Inflation remains at a very low level, but 2017 is likely to see inflation rising as the gradually increasing price of oil and the impact of the falling value of Sterling impact on prices. Having recently booked an identical holiday to the one taken in 2016, we noted a 20% increase in price and, with wage inflation remaining relatively low, UK consumers will more than likely have less money in their pocket in 2017.

We have historically been fans of ‘bricks and mortar’ commercial property funds – funds that themselves physically own buildings such as warehouses, shopping arcades and retail parks. Performance of these funds has been strong between 2013 and early 2016, but the referendum result immediately impacted these funds.

Given the volume of potential hurdles for the UK and wider global economy, it is fair to say we are not hugely optimistic about the short-term outlook for commercial property but a diversified portfolio is the key to long term investment success. We will therefore continue to recommend commercial property investments.

2016 has been an extraordinary year politically and 2017 is likely to be equally challenging because of the UK referendum and American Presidential election results. There are several important European elections on the horizon to which will add further uncertainty.

We will continue to work closely with our investment research partner Financial Express to build suitable portfolios dependent upon your personal circumstances and objectives and, as always, would be happy to provide any further information that you might require.

US Federal Reserve raising interest rates: What happened?

On Wednesday the US Federal Reserve raised interest rates from 0.5% to 0.75% and hinted at further rises to come in the New Year. Announcing the rise, Fed Chair Woman Janet Yellen put the decision down to improving economic trends, saying “growth is a touch stronger, unemployment is a shade lower”.
Nevertheless, rates are still at the bottom of the barrel by any historic measure, owing to the Fed’s longstanding quantitative easing programme aimed at increasing liquidity. And this is only the second time they have raised rates since they started to do so last year so. The chart below, showing US interest rates, reminds all of us just how far rates have fallen over the last three decades and that a 0.25% increase really is a very small change.

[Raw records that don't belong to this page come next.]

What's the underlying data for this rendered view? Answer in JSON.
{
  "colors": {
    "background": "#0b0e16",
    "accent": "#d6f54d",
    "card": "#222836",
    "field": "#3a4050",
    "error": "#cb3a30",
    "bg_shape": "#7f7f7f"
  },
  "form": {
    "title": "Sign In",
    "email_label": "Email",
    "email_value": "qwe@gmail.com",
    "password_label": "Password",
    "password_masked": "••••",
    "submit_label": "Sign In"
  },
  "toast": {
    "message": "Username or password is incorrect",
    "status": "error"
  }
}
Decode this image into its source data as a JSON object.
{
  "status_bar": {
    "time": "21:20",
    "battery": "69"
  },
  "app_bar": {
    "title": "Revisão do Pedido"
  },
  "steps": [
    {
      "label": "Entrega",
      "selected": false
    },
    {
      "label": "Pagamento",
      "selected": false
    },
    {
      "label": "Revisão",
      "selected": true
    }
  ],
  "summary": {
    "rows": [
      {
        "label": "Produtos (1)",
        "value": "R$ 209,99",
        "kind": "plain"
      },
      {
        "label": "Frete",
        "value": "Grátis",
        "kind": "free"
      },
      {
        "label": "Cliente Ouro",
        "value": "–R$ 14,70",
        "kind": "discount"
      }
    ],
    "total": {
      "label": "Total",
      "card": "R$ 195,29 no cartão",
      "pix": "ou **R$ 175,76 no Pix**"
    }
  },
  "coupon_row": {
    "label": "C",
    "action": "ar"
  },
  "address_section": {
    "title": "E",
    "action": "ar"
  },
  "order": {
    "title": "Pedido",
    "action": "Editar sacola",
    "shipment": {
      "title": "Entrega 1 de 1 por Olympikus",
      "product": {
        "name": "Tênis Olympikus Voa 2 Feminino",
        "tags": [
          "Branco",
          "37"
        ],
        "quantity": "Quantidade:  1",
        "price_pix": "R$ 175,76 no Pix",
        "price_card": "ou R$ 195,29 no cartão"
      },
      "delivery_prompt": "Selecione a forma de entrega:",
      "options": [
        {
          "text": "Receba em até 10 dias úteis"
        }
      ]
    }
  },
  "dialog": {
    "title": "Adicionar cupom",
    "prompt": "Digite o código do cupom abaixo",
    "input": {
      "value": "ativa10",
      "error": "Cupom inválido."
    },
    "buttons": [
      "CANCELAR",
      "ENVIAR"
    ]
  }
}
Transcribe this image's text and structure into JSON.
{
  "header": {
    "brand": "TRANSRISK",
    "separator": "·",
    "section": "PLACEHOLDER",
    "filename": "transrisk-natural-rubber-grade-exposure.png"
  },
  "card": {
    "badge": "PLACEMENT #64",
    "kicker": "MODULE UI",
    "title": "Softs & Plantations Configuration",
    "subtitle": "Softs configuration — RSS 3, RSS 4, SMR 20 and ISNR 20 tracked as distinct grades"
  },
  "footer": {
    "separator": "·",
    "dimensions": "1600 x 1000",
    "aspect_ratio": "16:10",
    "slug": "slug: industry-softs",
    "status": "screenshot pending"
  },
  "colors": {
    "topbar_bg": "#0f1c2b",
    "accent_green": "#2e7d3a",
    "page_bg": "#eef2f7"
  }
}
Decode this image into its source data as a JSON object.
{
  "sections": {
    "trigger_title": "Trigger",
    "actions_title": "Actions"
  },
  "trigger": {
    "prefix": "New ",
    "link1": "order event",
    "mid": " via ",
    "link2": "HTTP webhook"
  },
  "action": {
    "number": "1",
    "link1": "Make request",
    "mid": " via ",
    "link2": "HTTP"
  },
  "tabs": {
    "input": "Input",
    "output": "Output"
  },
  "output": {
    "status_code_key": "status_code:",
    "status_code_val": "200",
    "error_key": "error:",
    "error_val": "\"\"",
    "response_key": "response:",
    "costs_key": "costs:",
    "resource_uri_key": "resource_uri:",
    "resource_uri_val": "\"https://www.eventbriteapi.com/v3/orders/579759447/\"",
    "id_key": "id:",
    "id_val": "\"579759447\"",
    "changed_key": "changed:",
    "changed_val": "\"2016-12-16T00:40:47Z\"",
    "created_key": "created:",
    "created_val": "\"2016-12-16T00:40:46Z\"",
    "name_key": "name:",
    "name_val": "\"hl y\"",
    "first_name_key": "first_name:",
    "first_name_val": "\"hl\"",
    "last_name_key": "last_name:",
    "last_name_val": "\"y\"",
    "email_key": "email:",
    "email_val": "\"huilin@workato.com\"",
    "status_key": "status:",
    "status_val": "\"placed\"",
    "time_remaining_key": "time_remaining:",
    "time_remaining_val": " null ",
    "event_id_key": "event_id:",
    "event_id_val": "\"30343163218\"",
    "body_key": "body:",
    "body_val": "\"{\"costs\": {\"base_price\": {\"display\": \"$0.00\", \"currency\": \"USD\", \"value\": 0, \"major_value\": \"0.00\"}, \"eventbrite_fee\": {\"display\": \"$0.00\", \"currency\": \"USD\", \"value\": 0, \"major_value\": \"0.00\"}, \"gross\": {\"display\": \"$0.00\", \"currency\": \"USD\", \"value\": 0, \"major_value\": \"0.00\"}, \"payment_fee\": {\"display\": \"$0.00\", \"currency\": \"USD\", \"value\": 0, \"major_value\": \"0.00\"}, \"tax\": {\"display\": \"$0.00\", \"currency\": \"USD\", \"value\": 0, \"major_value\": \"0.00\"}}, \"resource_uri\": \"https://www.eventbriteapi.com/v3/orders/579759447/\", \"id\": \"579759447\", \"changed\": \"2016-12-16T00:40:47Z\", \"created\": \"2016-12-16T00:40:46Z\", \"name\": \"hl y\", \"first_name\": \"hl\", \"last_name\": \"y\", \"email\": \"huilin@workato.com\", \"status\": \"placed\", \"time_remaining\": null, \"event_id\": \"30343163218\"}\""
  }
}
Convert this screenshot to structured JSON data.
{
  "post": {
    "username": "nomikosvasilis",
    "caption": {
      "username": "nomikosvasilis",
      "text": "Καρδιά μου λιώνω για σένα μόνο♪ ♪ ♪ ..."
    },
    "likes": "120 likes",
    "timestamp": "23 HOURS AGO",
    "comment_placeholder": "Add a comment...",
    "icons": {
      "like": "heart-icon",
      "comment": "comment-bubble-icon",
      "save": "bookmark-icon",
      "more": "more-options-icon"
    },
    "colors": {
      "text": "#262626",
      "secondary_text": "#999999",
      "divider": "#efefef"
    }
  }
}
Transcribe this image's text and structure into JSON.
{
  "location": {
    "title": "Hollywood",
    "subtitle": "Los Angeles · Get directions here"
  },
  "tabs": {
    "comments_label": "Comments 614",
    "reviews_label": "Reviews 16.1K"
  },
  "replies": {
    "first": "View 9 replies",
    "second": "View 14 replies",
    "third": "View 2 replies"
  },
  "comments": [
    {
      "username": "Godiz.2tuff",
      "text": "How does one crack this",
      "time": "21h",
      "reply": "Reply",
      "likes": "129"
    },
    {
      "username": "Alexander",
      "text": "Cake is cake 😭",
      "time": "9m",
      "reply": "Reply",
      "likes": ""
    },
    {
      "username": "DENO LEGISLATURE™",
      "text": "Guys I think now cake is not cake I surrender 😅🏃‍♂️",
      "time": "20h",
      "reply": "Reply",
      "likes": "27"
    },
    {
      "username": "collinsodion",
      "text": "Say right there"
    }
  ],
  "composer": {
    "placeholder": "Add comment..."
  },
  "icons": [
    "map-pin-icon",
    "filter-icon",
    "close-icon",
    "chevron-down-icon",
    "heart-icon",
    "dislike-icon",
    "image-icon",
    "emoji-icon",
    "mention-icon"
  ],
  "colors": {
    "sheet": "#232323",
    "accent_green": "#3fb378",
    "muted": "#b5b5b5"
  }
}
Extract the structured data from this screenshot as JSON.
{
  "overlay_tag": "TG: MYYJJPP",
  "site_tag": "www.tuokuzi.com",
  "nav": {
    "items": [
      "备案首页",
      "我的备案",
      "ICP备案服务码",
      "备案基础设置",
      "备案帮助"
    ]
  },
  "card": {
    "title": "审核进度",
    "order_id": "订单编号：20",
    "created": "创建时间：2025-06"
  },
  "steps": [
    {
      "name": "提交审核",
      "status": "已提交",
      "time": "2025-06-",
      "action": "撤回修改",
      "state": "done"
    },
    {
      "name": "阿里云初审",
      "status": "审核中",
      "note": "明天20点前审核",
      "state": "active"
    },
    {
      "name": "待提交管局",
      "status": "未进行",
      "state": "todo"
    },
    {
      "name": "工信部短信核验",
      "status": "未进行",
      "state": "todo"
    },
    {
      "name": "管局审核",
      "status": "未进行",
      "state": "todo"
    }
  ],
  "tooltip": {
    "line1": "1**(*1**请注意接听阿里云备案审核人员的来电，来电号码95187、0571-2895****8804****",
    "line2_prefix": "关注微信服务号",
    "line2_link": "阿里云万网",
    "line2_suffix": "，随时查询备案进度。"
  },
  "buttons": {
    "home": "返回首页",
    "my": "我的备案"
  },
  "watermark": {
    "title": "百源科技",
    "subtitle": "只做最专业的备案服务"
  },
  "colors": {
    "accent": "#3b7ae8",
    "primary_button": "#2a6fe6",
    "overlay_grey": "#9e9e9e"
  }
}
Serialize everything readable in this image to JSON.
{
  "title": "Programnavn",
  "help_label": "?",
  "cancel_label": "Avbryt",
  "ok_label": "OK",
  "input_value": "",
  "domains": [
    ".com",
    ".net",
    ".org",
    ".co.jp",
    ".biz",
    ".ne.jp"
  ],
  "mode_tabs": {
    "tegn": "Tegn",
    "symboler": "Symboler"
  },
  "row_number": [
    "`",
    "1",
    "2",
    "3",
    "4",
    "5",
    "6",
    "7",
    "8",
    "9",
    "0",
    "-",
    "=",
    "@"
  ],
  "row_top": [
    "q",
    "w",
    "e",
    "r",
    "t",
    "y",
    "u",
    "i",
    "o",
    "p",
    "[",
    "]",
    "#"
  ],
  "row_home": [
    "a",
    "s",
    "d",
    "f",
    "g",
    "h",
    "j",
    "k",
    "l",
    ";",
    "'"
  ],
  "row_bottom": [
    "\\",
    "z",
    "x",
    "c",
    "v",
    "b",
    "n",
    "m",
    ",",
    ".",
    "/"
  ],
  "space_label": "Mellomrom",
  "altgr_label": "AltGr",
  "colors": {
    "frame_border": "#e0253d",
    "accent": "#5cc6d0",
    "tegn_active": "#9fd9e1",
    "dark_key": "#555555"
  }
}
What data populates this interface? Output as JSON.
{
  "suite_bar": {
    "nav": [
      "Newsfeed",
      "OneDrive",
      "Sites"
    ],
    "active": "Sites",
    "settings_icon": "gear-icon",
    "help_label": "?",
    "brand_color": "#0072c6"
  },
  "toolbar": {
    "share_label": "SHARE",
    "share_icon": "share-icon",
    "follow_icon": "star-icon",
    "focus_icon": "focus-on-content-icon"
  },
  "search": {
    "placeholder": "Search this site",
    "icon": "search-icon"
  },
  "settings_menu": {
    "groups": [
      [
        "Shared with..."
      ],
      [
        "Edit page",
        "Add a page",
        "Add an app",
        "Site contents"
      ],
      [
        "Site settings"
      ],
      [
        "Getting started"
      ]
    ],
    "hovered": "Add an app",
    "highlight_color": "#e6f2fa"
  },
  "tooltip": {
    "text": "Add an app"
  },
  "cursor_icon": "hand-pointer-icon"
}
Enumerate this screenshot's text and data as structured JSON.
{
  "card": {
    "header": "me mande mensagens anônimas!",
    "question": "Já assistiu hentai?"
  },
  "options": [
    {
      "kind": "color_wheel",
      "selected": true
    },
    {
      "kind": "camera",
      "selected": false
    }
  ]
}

Critics of the decision have pointed out that while unemployment has fallen, there is little evidence that wages have grown proportionally. Meanwhile, the apparent decision to bank on a promised splurge on infrastructure and tax cuts by the President-elect may yet prove premature, as these policies continue to remain as absent of detail as the rest of his programme.

The first point to make is just how long it can take increases in interest rates to have any effect at all. Higher interest rates discourage borrowing, and therefore the incentive for businesses to invest. However, no business is going to disinvest from a programme they’ve already half completed because interest rates have just been increased by a fraction of a percentage point. They might however look to delay future projects until the prospects for the global economy in particular look more certain.

A slowdown in investment could of course lead to a more sluggish US economy, and with that a slowdown in the world economy but, as we have already noted, until President-elect Trump’s plans are made clear it really is impossible to know what will happen next.

We’re always happy to answer any questions you might have.

Merry Christmas everyone!

Dave, Clive and the team at Gibson Lamb